Dataset rows for apps and sites:
--- START ---
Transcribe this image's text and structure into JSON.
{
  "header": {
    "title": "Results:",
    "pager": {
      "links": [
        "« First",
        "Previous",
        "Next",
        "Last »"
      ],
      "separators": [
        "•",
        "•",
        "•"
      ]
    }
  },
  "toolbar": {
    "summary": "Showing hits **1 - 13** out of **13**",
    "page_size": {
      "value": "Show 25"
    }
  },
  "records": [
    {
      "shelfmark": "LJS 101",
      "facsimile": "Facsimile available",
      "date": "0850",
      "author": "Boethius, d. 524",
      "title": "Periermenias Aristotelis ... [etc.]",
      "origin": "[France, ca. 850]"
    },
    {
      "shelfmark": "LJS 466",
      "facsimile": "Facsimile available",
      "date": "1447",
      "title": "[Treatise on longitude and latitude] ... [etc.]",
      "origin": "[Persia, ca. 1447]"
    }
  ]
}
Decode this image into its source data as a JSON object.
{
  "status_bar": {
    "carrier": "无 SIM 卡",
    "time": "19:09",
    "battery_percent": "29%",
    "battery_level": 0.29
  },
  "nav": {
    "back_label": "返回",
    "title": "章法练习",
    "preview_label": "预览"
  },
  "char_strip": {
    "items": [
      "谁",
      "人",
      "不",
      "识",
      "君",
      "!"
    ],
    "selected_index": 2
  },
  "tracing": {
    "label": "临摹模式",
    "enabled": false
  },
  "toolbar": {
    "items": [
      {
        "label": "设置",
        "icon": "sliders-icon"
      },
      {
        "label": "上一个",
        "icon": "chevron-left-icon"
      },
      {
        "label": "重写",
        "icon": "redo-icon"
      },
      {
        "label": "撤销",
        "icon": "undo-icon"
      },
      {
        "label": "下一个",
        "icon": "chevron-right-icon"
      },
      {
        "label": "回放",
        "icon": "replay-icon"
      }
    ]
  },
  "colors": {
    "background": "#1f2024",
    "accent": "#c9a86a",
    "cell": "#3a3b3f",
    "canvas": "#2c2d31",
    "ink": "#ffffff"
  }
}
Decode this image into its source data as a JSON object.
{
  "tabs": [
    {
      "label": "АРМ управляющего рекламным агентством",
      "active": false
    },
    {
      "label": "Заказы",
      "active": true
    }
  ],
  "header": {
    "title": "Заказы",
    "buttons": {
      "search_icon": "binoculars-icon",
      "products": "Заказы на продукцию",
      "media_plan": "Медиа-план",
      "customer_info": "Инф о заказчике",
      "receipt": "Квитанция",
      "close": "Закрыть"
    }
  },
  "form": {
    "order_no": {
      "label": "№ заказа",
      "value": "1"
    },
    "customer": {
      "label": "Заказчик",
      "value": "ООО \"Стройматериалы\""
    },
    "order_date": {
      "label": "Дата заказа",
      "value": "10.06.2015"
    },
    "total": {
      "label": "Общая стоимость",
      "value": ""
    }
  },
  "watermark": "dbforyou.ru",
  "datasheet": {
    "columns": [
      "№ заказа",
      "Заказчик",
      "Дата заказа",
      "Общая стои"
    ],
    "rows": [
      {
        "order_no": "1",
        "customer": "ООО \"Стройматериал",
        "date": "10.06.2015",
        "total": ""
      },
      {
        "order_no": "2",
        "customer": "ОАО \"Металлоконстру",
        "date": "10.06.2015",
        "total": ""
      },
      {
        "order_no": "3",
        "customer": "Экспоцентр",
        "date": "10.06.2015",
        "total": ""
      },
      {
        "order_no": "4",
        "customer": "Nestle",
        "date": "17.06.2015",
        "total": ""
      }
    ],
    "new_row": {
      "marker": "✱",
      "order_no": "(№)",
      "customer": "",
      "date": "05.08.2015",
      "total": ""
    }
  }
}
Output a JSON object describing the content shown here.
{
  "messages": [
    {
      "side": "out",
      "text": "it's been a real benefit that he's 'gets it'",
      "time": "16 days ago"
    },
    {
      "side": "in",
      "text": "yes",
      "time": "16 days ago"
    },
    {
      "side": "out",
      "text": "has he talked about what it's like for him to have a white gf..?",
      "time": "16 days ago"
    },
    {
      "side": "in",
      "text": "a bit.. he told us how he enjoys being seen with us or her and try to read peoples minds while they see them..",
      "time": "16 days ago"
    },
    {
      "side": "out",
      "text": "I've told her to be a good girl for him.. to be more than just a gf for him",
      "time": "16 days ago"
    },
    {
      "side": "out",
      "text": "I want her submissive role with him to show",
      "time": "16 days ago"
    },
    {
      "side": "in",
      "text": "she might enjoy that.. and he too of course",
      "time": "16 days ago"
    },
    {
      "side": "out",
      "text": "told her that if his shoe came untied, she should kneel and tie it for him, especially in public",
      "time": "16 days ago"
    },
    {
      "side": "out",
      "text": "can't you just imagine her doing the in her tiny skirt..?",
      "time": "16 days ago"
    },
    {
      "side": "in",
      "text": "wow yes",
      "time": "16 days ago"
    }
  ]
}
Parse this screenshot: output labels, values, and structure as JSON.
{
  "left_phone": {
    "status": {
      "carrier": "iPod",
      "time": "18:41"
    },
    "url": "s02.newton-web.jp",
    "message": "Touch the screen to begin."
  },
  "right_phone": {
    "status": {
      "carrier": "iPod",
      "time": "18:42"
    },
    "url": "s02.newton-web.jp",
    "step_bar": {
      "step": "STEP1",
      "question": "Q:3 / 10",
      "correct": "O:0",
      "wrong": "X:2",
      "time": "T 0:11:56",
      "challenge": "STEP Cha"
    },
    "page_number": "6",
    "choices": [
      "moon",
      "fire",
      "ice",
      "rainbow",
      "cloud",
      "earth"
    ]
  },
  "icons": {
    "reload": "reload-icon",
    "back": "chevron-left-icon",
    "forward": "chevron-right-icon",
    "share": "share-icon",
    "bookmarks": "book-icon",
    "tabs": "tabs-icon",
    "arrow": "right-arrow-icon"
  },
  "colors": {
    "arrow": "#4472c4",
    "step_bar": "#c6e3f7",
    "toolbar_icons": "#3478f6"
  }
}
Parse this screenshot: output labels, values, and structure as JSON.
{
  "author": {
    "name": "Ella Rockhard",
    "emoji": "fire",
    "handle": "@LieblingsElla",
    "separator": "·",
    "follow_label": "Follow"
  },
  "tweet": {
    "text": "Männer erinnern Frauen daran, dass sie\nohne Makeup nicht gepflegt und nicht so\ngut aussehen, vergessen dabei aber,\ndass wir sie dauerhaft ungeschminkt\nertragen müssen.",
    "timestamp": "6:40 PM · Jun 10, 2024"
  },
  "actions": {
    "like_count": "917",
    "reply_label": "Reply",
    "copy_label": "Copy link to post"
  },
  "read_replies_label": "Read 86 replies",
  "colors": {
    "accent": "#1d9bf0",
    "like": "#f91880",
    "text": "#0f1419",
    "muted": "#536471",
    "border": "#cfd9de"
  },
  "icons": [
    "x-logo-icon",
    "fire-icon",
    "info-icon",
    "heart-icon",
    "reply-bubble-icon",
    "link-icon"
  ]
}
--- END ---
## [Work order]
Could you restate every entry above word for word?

## [Task result]
Transcribe this image's text and structure into JSON.
{
  "header": {
    "title": "Results:",
    "pager": {
      "links": [
        "« First",
        "Previous",
        "Next",
        "Last »"
      ],
      "separators": [
        "•",
        "•",
        "•"
      ]
    }
  },
  "toolbar": {
    "summary": "Showing hits **1 - 13** out of **13**",
    "page_size": {
      "value": "Show 25"
    }
  },
  "records": [
    {
      "shelfmark": "LJS 101",
      "facsimile": "Facsimile available",
      "date": "0850",
      "author": "Boethius, d. 524",
      "title": "Periermenias Aristotelis ... [etc.]",
      "origin": "[France, ca. 850]"
    },
    {
      "shelfmark": "LJS 466",
      "facsimile": "Facsimile available",
      "date": "1447",
      "title": "[Treatise on longitude and latitude] ... [etc.]",
      "origin": "[Persia, ca. 1447]"
    }
  ]
}
Decode this image into its source data as a JSON object.
{
  "status_bar": {
    "carrier": "无 SIM 卡",
    "time": "19:09",
    "battery_percent": "29%",
    "battery_level": 0.29
  },
  "nav": {
    "back_label": "返回",
    "title": "章法练习",
    "preview_label": "预览"
  },
  "char_strip": {
    "items": [
      "谁",
      "人",
      "不",
      "识",
      "君",
      "!"
    ],
    "selected_index": 2
  },
  "tracing": {
    "label": "临摹模式",
    "enabled": false
  },
  "toolbar": {
    "items": [
      {
        "label": "设置",
        "icon": "sliders-icon"
      },
      {
        "label": "上一个",
        "icon": "chevron-left-icon"
      },
      {
        "label": "重写",
        "icon": "redo-icon"
      },
      {
        "label": "撤销",
        "icon": "undo-icon"
      },
      {
        "label": "下一个",
        "icon": "chevron-right-icon"
      },
      {
        "label": "回放",
        "icon": "replay-icon"
      }
    ]
  },
  "colors": {
    "background": "#1f2024",
    "accent": "#c9a86a",
    "cell": "#3a3b3f",
    "canvas": "#2c2d31",
    "ink": "#ffffff"
  }
}
Decode this image into its source data as a JSON object.
{
  "tabs": [
    {
      "label": "АРМ управляющего рекламным агентством",
      "active": false
    },
    {
      "label": "Заказы",
      "active": true
    }
  ],
  "header": {
    "title": "Заказы",
    "buttons": {
      "search_icon": "binoculars-icon",
      "products": "Заказы на продукцию",
      "media_plan": "Медиа-план",
      "customer_info": "Инф о заказчике",
      "receipt": "Квитанция",
      "close": "Закрыть"
    }
  },
  "form": {
    "order_no": {
      "label": "№ заказа",
      "value": "1"
    },
    "customer": {
      "label": "Заказчик",
      "value": "ООО \"Стройматериалы\""
    },
    "order_date": {
      "label": "Дата заказа",
      "value": "10.06.2015"
    },
    "total": {
      "label": "Общая стоимость",
      "value": ""
    }
  },
  "watermark": "dbforyou.ru",
  "datasheet": {
    "columns": [
      "№ заказа",
      "Заказчик",
      "Дата заказа",
      "Общая стои"
    ],
    "rows": [
      {
        "order_no": "1",
        "customer": "ООО \"Стройматериал",
        "date": "10.06.2015",
        "total": ""
      },
      {
        "order_no": "2",
        "customer": "ОАО \"Металлоконстру",
        "date": "10.06.2015",
        "total": ""
      },
      {
        "order_no": "3",
        "customer": "Экспоцентр",
        "date": "10.06.2015",
        "total": ""
      },
      {
        "order_no": "4",
        "customer": "Nestle",
        "date": "17.06.2015",
        "total": ""
      }
    ],
    "new_row": {
      "marker": "✱",
      "order_no": "(№)",
      "customer": "",
      "date": "05.08.2015",
      "total": ""
    }
  }
}
Output a JSON object describing the content shown here.
{
  "messages": [
    {
      "side": "out",
      "text": "it's been a real benefit that he's 'gets it'",
      "time": "16 days ago"
    },
    {
      "side": "in",
      "text": "yes",
      "time": "16 days ago"
    },
    {
      "side": "out",
      "text": "has he talked about what it's like for him to have a white gf..?",
      "time": "16 days ago"
    },
    {
      "side": "in",
      "text": "a bit.. he told us how he enjoys being seen with us or her and try to read peoples minds while they see them..",
      "time": "16 days ago"
    },
    {
      "side": "out",
      "text": "I've told her to be a good girl for him.. to be more than just a gf for him",
      "time": "16 days ago"
    },
    {
      "side": "out",
      "text": "I want her submissive role with him to show",
      "time": "16 days ago"
    },
    {
      "side": "in",
      "text": "she might enjoy that.. and he too of course",
      "time": "16 days ago"
    },
    {
      "side": "out",
      "text": "told her that if his shoe came untied, she should kneel and tie it for him, especially in public",
      "time": "16 days ago"
    },
    {
      "side": "out",
      "text": "can't you just imagine her doing the in her tiny skirt..?",
      "time": "16 days ago"
    },
    {
      "side": "in",
      "text": "wow yes",
      "time": "16 days ago"
    }
  ]
}
Parse this screenshot: output labels, values, and structure as JSON.
{
  "left_phone": {
    "status": {
      "carrier": "iPod",
      "time": "18:41"
    },
    "url": "s02.newton-web.jp",
    "message": "Touch the screen to begin."
  },
  "right_phone": {
    "status": {
      "carrier": "iPod",
      "time": "18:42"
    },
    "url": "s02.newton-web.jp",
    "step_bar": {
      "step": "STEP1",
      "question": "Q:3 / 10",
      "correct": "O:0",
      "wrong": "X:2",
      "time": "T 0:11:56",
      "challenge": "STEP Cha"
    },
    "page_number": "6",
    "choices": [
      "moon",
      "fire",
      "ice",
      "rainbow",
      "cloud",
      "earth"
    ]
  },
  "icons": {
    "reload": "reload-icon",
    "back": "chevron-left-icon",
    "forward": "chevron-right-icon",
    "share": "share-icon",
    "bookmarks": "book-icon",
    "tabs": "tabs-icon",
    "arrow": "right-arrow-icon"
  },
  "colors": {
    "arrow": "#4472c4",
    "step_bar": "#c6e3f7",
    "toolbar_icons": "#3478f6"
  }
}
Parse this screenshot: output labels, values, and structure as JSON.
{
  "author": {
    "name": "Ella Rockhard",
    "emoji": "fire",
    "handle": "@LieblingsElla",
    "separator": "·",
    "follow_label": "Follow"
  },
  "tweet": {
    "text": "Männer erinnern Frauen daran, dass sie\nohne Makeup nicht gepflegt und nicht so\ngut aussehen, vergessen dabei aber,\ndass wir sie dauerhaft ungeschminkt\nertragen müssen.",
    "timestamp": "6:40 PM · Jun 10, 2024"
  },
  "actions": {
    "like_count": "917",
    "reply_label": "Reply",
    "copy_label": "Copy link to post"
  },
  "read_replies_label": "Read 86 replies",
  "colors": {
    "accent": "#1d9bf0",
    "like": "#f91880",
    "text": "#0f1419",
    "muted": "#536471",
    "border": "#cfd9de"
  },
  "icons": [
    "x-logo-icon",
    "fire-icon",
    "info-icon",
    "heart-icon",
    "reply-bubble-icon",
    "link-icon"
  ]
}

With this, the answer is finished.